■ **WHAT TO PRODUCE**:
Each record should be retyped word for word.

■ **PROVIDED ENTRIES**:

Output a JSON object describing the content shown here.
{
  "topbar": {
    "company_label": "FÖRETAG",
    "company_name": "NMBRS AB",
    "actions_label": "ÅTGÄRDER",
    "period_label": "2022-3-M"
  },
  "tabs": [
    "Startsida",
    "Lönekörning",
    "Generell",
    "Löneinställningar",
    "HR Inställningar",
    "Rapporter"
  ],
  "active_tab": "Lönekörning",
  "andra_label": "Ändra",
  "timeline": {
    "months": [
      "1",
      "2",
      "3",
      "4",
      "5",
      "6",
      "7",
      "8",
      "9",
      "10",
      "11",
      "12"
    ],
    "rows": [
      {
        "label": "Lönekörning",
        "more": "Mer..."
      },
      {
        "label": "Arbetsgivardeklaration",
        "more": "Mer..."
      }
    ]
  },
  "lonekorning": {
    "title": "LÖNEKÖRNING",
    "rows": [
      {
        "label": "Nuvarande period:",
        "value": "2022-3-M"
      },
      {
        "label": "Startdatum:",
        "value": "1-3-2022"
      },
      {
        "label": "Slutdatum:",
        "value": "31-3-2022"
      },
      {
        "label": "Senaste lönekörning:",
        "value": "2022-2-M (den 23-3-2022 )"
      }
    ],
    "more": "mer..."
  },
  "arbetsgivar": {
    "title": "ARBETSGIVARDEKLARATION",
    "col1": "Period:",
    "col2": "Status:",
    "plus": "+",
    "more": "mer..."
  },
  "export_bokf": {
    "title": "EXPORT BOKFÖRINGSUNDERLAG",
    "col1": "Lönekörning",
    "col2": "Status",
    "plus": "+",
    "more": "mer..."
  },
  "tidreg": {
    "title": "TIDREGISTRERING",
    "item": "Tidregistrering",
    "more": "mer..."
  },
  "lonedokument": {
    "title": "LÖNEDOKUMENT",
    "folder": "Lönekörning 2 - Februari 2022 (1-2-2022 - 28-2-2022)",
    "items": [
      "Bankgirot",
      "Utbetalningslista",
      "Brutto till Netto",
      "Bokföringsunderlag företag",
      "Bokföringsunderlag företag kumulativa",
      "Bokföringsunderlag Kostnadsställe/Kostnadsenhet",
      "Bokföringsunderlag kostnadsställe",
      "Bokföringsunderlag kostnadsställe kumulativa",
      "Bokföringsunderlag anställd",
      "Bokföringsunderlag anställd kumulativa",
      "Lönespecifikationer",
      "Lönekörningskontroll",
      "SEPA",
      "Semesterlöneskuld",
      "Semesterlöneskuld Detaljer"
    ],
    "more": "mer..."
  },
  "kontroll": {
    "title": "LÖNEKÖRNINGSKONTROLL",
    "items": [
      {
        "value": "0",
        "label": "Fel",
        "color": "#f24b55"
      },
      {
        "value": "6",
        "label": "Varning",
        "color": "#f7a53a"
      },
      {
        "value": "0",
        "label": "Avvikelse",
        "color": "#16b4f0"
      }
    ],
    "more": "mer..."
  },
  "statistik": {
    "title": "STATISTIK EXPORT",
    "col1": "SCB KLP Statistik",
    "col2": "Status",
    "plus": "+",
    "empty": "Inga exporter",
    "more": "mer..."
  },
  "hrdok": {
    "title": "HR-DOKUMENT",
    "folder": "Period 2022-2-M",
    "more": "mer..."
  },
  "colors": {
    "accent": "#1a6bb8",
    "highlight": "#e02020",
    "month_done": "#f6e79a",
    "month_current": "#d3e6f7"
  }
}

■ **SOLUTION TO THIS TASK**:
Output a JSON object describing the content shown here.
{
  "topbar": {
    "company_label": "FÖRETAG",
    "company_name": "NMBRS AB",
    "actions_label": "ÅTGÄRDER",
    "period_label": "2022-3-M"
  },
  "tabs": [
    "Startsida",
    "Lönekörning",
    "Generell",
    "Löneinställningar",
    "HR Inställningar",
    "Rapporter"
  ],
  "active_tab": "Lönekörning",
  "andra_label": "Ändra",
  "timeline": {
    "months": [
      "1",
      "2",
      "3",
      "4",
      "5",
      "6",
      "7",
      "8",
      "9",
      "10",
      "11",
      "12"
    ],
    "rows": [
      {
        "label": "Lönekörning",
        "more": "Mer..."
      },
      {
        "label": "Arbetsgivardeklaration",
        "more": "Mer..."
      }
    ]
  },
  "lonekorning": {
    "title": "LÖNEKÖRNING",
    "rows": [
      {
        "label": "Nuvarande period:",
        "value": "2022-3-M"
      },
      {
        "label": "Startdatum:",
        "value": "1-3-2022"
      },
      {
        "label": "Slutdatum:",
        "value": "31-3-2022"
      },
      {
        "label": "Senaste lönekörning:",
        "value": "2022-2-M (den 23-3-2022 )"
      }
    ],
    "more": "mer..."
  },
  "arbetsgivar": {
    "title": "ARBETSGIVARDEKLARATION",
    "col1": "Period:",
    "col2": "Status:",
    "plus": "+",
    "more": "mer..."
  },
  "export_bokf": {
    "title": "EXPORT BOKFÖRINGSUNDERLAG",
    "col1": "Lönekörning",
    "col2": "Status",
    "plus": "+",
    "more": "mer..."
  },
  "tidreg": {
    "title": "TIDREGISTRERING",
    "item": "Tidregistrering",
    "more": "mer..."
  },
  "lonedokument": {
    "title": "LÖNEDOKUMENT",
    "folder": "Lönekörning 2 - Februari 2022 (1-2-2022 - 28-2-2022)",
    "items": [
      "Bankgirot",
      "Utbetalningslista",
      "Brutto till Netto",
      "Bokföringsunderlag företag",
      "Bokföringsunderlag företag kumulativa",
      "Bokföringsunderlag Kostnadsställe/Kostnadsenhet",
      "Bokföringsunderlag kostnadsställe",
      "Bokföringsunderlag kostnadsställe kumulativa",
      "Bokföringsunderlag anställd",
      "Bokföringsunderlag anställd kumulativa",
      "Lönespecifikationer",
      "Lönekörningskontroll",
      "SEPA",
      "Semesterlöneskuld",
      "Semesterlöneskuld Detaljer"
    ],
    "more": "mer..."
  },
  "kontroll": {
    "title": "LÖNEKÖRNINGSKONTROLL",
    "items": [
      {
        "value": "0",
        "label": "Fel",
        "color": "#f24b55"
      },
      {
        "value": "6",
        "label": "Varning",
        "color": "#f7a53a"
      },
      {
        "value": "0",
        "label": "Avvikelse",
        "color": "#16b4f0"
      }
    ],
    "more": "mer..."
  },
  "statistik": {
    "title": "STATISTIK EXPORT",
    "col1": "SCB KLP Statistik",
    "col2": "Status",
    "plus": "+",
    "empty": "Inga exporter",
    "more": "mer..."
  },
  "hrdok": {
    "title": "HR-DOKUMENT",
    "folder": "Period 2022-2-M",
    "more": "mer..."
  },
  "colors": {
    "accent": "#1a6bb8",
    "highlight": "#e02020",
    "month_done": "#f6e79a",
    "month_current": "#d3e6f7"
  }
}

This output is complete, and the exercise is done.